In the last few years, pop-punk and emo have become much darker genres: subject matters have finally graduated high school and are moving on to our more valid existential crises. Music journalism has caught on to this important shift, and is focusing on music emerging from regions of the country outside of New York and Los Angeles. The Southeast, where rock finds its roots, is seeing an increasing amount of attention for a new crop of talented and innovative indie bands. In Atlanta, Georgia, The Swear – led by a fierce songwriter who’s been known to hang out in graveyards – has been growing and readying for the release of their debut LP, Hotel Rooms And Heart Attacks. That songwriter is singer/guitarist Elizabeth Elkins, a Grand Prize Winner of the John Lennon Songwriting Contest. On this album, her sharp-witted lyrics and clever compositions shine, skillfully mixing influences ranging from Lost Generation literature and Billy Joel to Social Distortion and Garbage.

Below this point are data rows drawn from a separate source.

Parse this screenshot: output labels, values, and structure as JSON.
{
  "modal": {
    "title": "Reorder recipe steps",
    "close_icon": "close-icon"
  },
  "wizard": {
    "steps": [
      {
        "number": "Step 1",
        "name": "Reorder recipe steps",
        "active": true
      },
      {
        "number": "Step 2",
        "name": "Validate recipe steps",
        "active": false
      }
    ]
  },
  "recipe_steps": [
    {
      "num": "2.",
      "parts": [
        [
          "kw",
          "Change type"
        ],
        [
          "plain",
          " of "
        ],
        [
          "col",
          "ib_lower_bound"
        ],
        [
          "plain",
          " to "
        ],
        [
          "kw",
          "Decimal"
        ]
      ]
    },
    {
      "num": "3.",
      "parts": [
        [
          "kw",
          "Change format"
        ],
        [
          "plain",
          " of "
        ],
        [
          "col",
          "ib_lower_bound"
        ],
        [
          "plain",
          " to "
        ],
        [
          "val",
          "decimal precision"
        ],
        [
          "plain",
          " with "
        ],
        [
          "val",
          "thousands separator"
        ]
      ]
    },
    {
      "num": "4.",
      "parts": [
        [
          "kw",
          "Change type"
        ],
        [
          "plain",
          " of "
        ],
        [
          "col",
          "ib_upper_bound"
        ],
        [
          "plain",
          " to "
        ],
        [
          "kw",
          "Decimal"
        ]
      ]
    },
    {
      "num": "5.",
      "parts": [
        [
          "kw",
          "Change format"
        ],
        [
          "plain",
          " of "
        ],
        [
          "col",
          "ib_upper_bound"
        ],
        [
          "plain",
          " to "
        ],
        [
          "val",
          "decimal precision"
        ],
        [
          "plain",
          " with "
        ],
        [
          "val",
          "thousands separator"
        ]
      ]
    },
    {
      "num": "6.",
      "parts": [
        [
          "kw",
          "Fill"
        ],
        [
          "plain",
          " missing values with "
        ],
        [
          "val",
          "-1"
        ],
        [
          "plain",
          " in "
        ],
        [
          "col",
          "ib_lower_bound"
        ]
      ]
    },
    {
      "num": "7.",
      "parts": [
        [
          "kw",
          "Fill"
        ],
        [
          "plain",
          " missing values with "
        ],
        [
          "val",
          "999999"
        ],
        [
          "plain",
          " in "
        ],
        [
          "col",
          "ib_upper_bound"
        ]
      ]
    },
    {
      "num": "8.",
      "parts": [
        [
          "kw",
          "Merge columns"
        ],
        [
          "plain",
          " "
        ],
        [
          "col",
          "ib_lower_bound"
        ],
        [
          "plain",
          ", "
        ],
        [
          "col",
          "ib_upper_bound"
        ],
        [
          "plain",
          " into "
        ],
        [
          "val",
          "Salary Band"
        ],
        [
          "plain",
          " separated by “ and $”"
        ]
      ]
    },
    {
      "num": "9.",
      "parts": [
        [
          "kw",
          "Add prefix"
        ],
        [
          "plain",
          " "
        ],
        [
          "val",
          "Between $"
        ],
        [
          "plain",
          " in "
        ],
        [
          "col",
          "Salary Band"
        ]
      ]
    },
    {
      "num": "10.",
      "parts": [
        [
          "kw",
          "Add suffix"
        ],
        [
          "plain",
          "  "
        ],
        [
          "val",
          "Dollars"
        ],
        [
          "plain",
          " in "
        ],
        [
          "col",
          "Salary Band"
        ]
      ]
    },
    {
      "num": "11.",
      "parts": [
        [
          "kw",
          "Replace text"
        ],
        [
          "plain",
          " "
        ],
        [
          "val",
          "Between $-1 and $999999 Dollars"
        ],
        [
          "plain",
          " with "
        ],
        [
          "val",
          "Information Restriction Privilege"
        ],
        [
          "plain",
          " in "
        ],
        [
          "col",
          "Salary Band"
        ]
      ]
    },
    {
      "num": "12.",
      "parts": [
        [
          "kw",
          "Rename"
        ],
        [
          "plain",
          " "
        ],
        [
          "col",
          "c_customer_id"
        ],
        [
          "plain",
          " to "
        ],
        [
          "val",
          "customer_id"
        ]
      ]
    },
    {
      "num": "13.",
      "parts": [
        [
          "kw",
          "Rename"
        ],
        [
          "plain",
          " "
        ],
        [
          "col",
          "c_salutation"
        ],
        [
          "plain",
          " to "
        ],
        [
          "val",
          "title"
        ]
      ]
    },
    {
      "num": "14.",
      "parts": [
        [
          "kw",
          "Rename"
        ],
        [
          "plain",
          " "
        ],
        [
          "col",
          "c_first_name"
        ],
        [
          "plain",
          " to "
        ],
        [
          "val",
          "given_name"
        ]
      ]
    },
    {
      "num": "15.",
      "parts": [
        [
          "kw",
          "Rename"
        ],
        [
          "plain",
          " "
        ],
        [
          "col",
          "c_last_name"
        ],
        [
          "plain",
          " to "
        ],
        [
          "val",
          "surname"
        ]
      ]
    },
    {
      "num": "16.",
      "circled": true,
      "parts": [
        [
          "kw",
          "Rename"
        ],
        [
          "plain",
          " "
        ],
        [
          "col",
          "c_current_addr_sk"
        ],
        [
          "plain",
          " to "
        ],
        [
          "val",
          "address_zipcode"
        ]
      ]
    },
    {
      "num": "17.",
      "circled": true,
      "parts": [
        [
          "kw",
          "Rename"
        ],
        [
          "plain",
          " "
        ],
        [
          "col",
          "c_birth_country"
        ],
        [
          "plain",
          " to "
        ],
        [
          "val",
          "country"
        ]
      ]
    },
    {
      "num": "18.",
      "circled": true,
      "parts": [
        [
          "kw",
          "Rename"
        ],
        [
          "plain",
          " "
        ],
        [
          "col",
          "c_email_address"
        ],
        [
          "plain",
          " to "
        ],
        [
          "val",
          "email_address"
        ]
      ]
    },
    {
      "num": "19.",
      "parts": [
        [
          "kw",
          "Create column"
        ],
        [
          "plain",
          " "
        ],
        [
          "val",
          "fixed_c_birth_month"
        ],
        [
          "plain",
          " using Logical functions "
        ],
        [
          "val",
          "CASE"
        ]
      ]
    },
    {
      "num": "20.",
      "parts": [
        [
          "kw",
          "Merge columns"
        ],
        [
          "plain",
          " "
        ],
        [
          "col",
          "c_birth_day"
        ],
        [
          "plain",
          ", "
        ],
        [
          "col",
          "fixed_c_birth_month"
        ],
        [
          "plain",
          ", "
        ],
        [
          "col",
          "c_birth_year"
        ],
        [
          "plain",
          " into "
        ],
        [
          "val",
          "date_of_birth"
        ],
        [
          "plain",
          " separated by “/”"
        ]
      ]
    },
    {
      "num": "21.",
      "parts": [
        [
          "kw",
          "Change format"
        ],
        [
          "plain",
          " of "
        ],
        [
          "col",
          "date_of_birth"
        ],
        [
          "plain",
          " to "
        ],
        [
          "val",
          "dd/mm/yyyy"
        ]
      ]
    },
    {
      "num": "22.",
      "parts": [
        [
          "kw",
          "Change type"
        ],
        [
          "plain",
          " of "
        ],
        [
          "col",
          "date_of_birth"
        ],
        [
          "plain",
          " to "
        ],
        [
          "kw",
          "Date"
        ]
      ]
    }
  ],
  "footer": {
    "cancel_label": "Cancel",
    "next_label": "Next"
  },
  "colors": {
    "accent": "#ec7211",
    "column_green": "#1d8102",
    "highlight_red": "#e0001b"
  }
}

The album is ripe with stand-out tracks. The heavy guitar riffs in “History Of Cinema” bounce off of Elkins’ undeniably strong voice – creating a goth-pop concoction ready for radio. “The City That Never,” which clocks in at nearly six minutes, is a lush and lyrical epic. The pop hooks evident in tracks such as “The Violence Rings” and “Some Graves are Stolen” make it clear the whole band excels at ear candy.
Hotel Rooms And Heart Attacks is a song-by-song success of pairing their efforts with producers Ted Niceley (Fugazi), Matt Goldman (Cartel, Underoath) and Jeff Tomei (Smashing Pumpkins). Mixed by Eli Janney (Girls Against Boys, Melissa Auf Der Maur, Garbage), the album is an 11-song testament to the band’s pop sensibility and punk rock ethic. It’s no surprise that they are so loved back home. “There’s a little punk, a little pop, and maybe even a little country hidden in there somewhere,” says Elkins, and smirks, “Though if Jeremy heard me say country, he’d probably slap me.”